There’s something undeniably algorithmic about this sunny apocalyptic sci-fi thriller from director Miguel Sapochnik and co-writers Ivor Powell and Craig Luck, which charts a road trip between a dog, a robot, and Tom Hanks in a world ravished by UV rays. But its familiar programming is also what draws you in. After all, who can resist such an assemblage of tried and tested elements, and with Hanks at the helm?
Finch is set in the not-too-distant future after most of the planet has succumbed to radiation poisoning from a broken Ozone layer. Finch Weinberg (Hanks, with more of a pep in his step than you’d expect for a movie set at humanity’s end) is an inventor facing his own mortality following years of exposure. As his home threatens to be destroyed by an oncoming storm, his only concern is for his dog, Goodyear, so naturally he invents a robot – played by Caleb Landry Jones, and who names himself “Jeff” – to look after the adorable mutt once he’s gone.

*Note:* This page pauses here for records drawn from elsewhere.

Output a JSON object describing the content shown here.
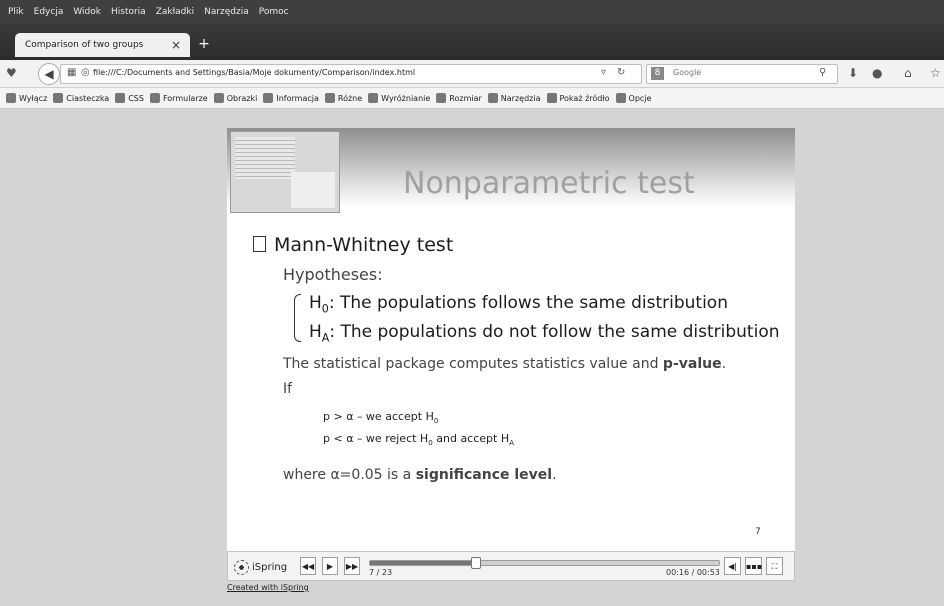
{
  "menu": [
    "Plik",
    "Edycja",
    "Widok",
    "Historia",
    "Zakładki",
    "Narzędzia",
    "Pomoc"
  ],
  "tab": {
    "title": "Comparison of two groups",
    "close": "×",
    "new": "+"
  },
  "nav": {
    "url": "file:///C:/Documents and Settings/Basia/Moje dokumenty/Comparison/index.html",
    "search_placeholder": "Google"
  },
  "bookmarks": [
    "Wyłącz",
    "Ciasteczka",
    "CSS",
    "Formularze",
    "Obrazki",
    "Informacja",
    "Różne",
    "Wyróżnianie",
    "Rozmiar",
    "Narzędzia",
    "Pokaż źródło",
    "Opcje"
  ],
  "slide": {
    "title": "Nonparametric test",
    "heading": "Mann-Whitney test",
    "hypotheses_label": "Hypotheses:",
    "h0_sub": "0",
    "h0_text": ": The populations follows the same distribution",
    "ha_sub": "A",
    "ha_text": ": The populations do not follow the same distribution",
    "stat_line": "The statistical package computes statistics value and ",
    "pvalue": "p-value",
    "period": ".",
    "if": "If",
    "cond1_pre": "p > α – we accept H",
    "cond1_sub": "0",
    "cond2_pre": "p < α – we reject H",
    "cond2_sub": "0",
    "cond2_mid": " and accept H",
    "cond2_sub2": "A",
    "alpha_pre": "where α=0.05 is a ",
    "alpha_bold": "significance level",
    "alpha_end": ".",
    "page": "7"
  },
  "player": {
    "logo": "iSpring",
    "slide_counter": "7 / 23",
    "time": "00:16 / 00:53",
    "progress": 0.3
  },
  "footer": {
    "created": "Created with iSpring"
  }
}
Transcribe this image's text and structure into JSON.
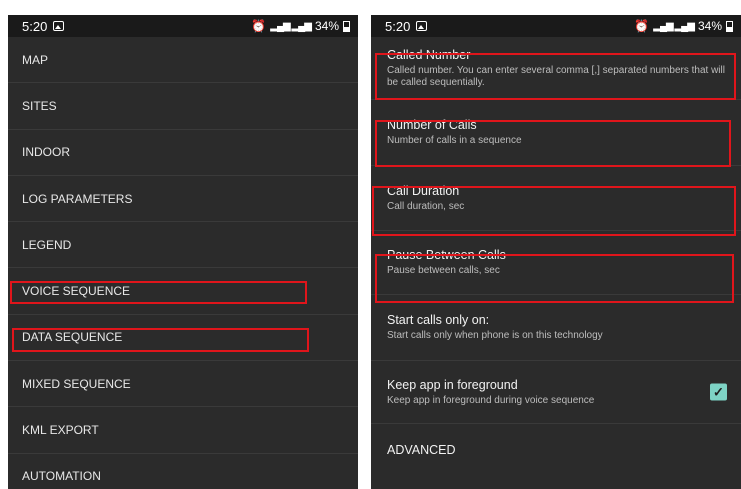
{
  "left_screen": {
    "status": {
      "time": "5:20",
      "battery": "34%"
    },
    "menu_items": [
      "MAP",
      "SITES",
      "INDOOR",
      "LOG PARAMETERS",
      "LEGEND",
      "VOICE SEQUENCE",
      "DATA SEQUENCE",
      "MIXED SEQUENCE",
      "KML EXPORT",
      "AUTOMATION"
    ]
  },
  "right_screen": {
    "status": {
      "time": "5:20",
      "battery": "34%"
    },
    "settings": [
      {
        "title": "Called Number",
        "summary": "Called number. You can enter several comma [,] separated numbers that will be called sequentially."
      },
      {
        "title": "Number of Calls",
        "summary": "Number of calls in a sequence"
      },
      {
        "title": "Call Duration",
        "summary": "Call duration, sec"
      },
      {
        "title": "Pause Between Calls",
        "summary": "Pause between calls, sec"
      },
      {
        "title": "Start calls only on:",
        "summary": "Start calls only when phone is on this technology"
      },
      {
        "title": "Keep app in foreground",
        "summary": "Keep app in foreground during voice sequence",
        "checked": true
      },
      {
        "title": "ADVANCED",
        "summary": ""
      }
    ]
  },
  "colors": {
    "highlight": "#e0151b",
    "checkbox": "#7ed3c5",
    "background": "#2b2b2b"
  },
  "icons": [
    "image-icon",
    "alarm-icon",
    "signal-icon",
    "battery-icon",
    "check-icon"
  ]
}
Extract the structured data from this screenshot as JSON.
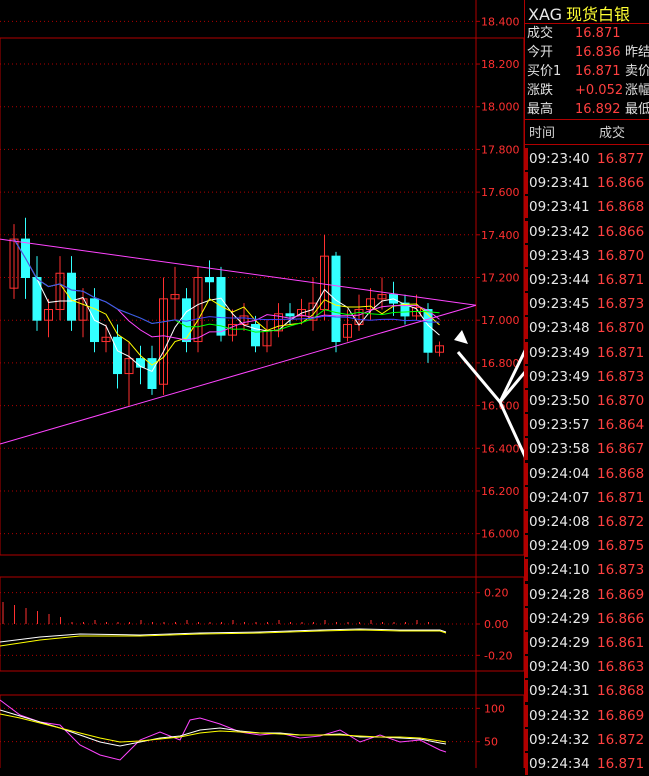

The film, taking the form of a road movie, is sickly sweet and sentimental, complete with repeated shots of a cute dog turning its head at the camera. There are very few new ideas in Finch, which often feels like a throwback to 80s robot movies and is not ashamed to coast on the star power of its leading man, who of course perfected the solo movie before with Cast Away and here reaffirms his position as “America's Dad” – even after America is gone. And Jones is fine at bringing Jeff to life, who starts out as insufferable but whose gradual humanisation eventually wins us over.
This is certainly the cosiest apocalypse movie in memory, but there is a noticeable lack of tension in the film’s second half when it seems to run out of steam and replay many of the same beats. By design, there are no other humans in the film, though maybe it could have used a couple. Still, there are very few serious end of the world movies quite so breezy: in this lone regard, at least, Finch feels original.
Finch is now streaming on Apple TV+.Where to watch